What you should do -> Down to the final character, output the records below as they stand.

Dataset rows describing interfaces
----

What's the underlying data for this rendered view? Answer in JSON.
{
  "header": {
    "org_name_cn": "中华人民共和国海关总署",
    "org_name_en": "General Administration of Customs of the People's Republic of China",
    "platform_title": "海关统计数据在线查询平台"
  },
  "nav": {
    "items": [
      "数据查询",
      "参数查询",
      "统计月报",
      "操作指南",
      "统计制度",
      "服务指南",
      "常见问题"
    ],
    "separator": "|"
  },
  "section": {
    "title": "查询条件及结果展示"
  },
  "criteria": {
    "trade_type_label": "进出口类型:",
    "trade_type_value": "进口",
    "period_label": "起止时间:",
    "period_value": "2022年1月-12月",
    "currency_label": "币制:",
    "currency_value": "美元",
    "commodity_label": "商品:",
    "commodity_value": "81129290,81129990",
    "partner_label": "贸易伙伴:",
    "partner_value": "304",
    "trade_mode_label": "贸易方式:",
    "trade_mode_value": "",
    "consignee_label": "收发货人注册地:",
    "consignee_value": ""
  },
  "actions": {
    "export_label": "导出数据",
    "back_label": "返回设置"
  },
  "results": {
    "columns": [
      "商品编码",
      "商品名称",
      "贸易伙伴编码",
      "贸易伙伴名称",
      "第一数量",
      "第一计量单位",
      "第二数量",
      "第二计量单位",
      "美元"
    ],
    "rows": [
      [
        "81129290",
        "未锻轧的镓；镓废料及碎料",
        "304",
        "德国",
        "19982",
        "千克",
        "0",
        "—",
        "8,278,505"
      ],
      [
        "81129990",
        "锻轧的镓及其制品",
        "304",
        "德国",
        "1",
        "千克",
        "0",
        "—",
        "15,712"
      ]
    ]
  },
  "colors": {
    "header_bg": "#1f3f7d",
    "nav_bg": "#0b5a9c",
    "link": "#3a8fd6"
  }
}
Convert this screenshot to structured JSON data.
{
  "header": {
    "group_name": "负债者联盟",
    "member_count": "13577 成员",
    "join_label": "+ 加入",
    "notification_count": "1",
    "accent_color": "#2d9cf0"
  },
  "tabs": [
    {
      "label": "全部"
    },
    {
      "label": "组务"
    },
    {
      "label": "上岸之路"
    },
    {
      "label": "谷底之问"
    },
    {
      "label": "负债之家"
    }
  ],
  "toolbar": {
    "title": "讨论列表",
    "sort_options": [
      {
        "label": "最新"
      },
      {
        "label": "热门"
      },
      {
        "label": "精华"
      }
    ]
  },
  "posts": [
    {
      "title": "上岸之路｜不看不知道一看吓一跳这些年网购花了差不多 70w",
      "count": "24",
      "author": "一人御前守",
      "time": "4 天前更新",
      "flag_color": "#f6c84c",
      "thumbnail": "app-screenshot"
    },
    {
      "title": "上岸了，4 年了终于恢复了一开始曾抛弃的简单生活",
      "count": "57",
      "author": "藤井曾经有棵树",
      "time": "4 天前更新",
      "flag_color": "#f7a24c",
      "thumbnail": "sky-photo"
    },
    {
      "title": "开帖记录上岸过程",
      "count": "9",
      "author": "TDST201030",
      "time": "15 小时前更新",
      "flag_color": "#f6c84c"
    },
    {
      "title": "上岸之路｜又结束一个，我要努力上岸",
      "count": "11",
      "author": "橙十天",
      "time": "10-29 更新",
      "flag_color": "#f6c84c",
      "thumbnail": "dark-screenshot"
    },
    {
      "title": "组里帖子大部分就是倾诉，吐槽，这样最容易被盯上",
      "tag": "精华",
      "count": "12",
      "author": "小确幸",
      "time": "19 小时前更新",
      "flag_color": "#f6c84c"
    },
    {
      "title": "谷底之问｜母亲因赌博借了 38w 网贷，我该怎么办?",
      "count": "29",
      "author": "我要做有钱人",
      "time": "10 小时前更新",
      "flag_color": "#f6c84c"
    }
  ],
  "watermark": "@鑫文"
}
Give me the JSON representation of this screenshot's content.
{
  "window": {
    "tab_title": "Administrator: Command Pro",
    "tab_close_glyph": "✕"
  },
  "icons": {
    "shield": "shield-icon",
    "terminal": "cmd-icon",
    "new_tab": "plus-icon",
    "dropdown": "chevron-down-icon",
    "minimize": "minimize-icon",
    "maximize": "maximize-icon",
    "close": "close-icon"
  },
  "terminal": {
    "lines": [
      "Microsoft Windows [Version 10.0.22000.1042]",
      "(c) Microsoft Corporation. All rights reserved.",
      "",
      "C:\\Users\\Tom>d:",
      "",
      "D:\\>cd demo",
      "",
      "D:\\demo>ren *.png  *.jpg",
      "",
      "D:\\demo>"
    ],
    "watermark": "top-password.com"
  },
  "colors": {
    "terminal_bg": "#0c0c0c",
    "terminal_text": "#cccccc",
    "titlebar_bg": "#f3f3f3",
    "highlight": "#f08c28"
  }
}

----

Written response ->
What's the underlying data for this rendered view? Answer in JSON.
{
  "header": {
    "org_name_cn": "中华人民共和国海关总署",
    "org_name_en": "General Administration of Customs of the People's Republic of China",
    "platform_title": "海关统计数据在线查询平台"
  },
  "nav": {
    "items": [
      "数据查询",
      "参数查询",
      "统计月报",
      "操作指南",
      "统计制度",
      "服务指南",
      "常见问题"
    ],
    "separator": "|"
  },
  "section": {
    "title": "查询条件及结果展示"
  },
  "criteria": {
    "trade_type_label": "进出口类型:",
    "trade_type_value": "进口",
    "period_label": "起止时间:",
    "period_value": "2022年1月-12月",
    "currency_label": "币制:",
    "currency_value": "美元",
    "commodity_label": "商品:",
    "commodity_value": "81129290,81129990",
    "partner_label": "贸易伙伴:",
    "partner_value": "304",
    "trade_mode_label": "贸易方式:",
    "trade_mode_value": "",
    "consignee_label": "收发货人注册地:",
    "consignee_value": ""
  },
  "actions": {
    "export_label": "导出数据",
    "back_label": "返回设置"
  },
  "results": {
    "columns": [
      "商品编码",
      "商品名称",
      "贸易伙伴编码",
      "贸易伙伴名称",
      "第一数量",
      "第一计量单位",
      "第二数量",
      "第二计量单位",
      "美元"
    ],
    "rows": [
      [
        "81129290",
        "未锻轧的镓；镓废料及碎料",
        "304",
        "德国",
        "19982",
        "千克",
        "0",
        "—",
        "8,278,505"
      ],
      [
        "81129990",
        "锻轧的镓及其制品",
        "304",
        "德国",
        "1",
        "千克",
        "0",
        "—",
        "15,712"
      ]
    ]
  },
  "colors": {
    "header_bg": "#1f3f7d",
    "nav_bg": "#0b5a9c",
    "link": "#3a8fd6"
  }
}
Convert this screenshot to structured JSON data.
{
  "header": {
    "group_name": "负债者联盟",
    "member_count": "13577 成员",
    "join_label": "+ 加入",
    "notification_count": "1",
    "accent_color": "#2d9cf0"
  },
  "tabs": [
    {
      "label": "全部"
    },
    {
      "label": "组务"
    },
    {
      "label": "上岸之路"
    },
    {
      "label": "谷底之问"
    },
    {
      "label": "负债之家"
    }
  ],
  "toolbar": {
    "title": "讨论列表",
    "sort_options": [
      {
        "label": "最新"
      },
      {
        "label": "热门"
      },
      {
        "label": "精华"
      }
    ]
  },
  "posts": [
    {
      "title": "上岸之路｜不看不知道一看吓一跳这些年网购花了差不多 70w",
      "count": "24",
      "author": "一人御前守",
      "time": "4 天前更新",
      "flag_color": "#f6c84c",
      "thumbnail": "app-screenshot"
    },
    {
      "title": "上岸了，4 年了终于恢复了一开始曾抛弃的简单生活",
      "count": "57",
      "author": "藤井曾经有棵树",
      "time": "4 天前更新",
      "flag_color": "#f7a24c",
      "thumbnail": "sky-photo"
    },
    {
      "title": "开帖记录上岸过程",
      "count": "9",
      "author": "TDST201030",
      "time": "15 小时前更新",
      "flag_color": "#f6c84c"
    },
    {
      "title": "上岸之路｜又结束一个，我要努力上岸",
      "count": "11",
      "author": "橙十天",
      "time": "10-29 更新",
      "flag_color": "#f6c84c",
      "thumbnail": "dark-screenshot"
    },
    {
      "title": "组里帖子大部分就是倾诉，吐槽，这样最容易被盯上",
      "tag": "精华",
      "count": "12",
      "author": "小确幸",
      "time": "19 小时前更新",
      "flag_color": "#f6c84c"
    },
    {
      "title": "谷底之问｜母亲因赌博借了 38w 网贷，我该怎么办?",
      "count": "29",
      "author": "我要做有钱人",
      "time": "10 小时前更新",
      "flag_color": "#f6c84c"
    }
  ],
  "watermark": "@鑫文"
}
Give me the JSON representation of this screenshot's content.
{
  "window": {
    "tab_title": "Administrator: Command Pro",
    "tab_close_glyph": "✕"
  },
  "icons": {
    "shield": "shield-icon",
    "terminal": "cmd-icon",
    "new_tab": "plus-icon",
    "dropdown": "chevron-down-icon",
    "minimize": "minimize-icon",
    "maximize": "maximize-icon",
    "close": "close-icon"
  },
  "terminal": {
    "lines": [
      "Microsoft Windows [Version 10.0.22000.1042]",
      "(c) Microsoft Corporation. All rights reserved.",
      "",
      "C:\\Users\\Tom>d:",
      "",
      "D:\\>cd demo",
      "",
      "D:\\demo>ren *.png  *.jpg",
      "",
      "D:\\demo>"
    ],
    "watermark": "top-password.com"
  },
  "colors": {
    "terminal_bg": "#0c0c0c",
    "terminal_text": "#cccccc",
    "titlebar_bg": "#f3f3f3",
    "highlight": "#f08c28"
  }
}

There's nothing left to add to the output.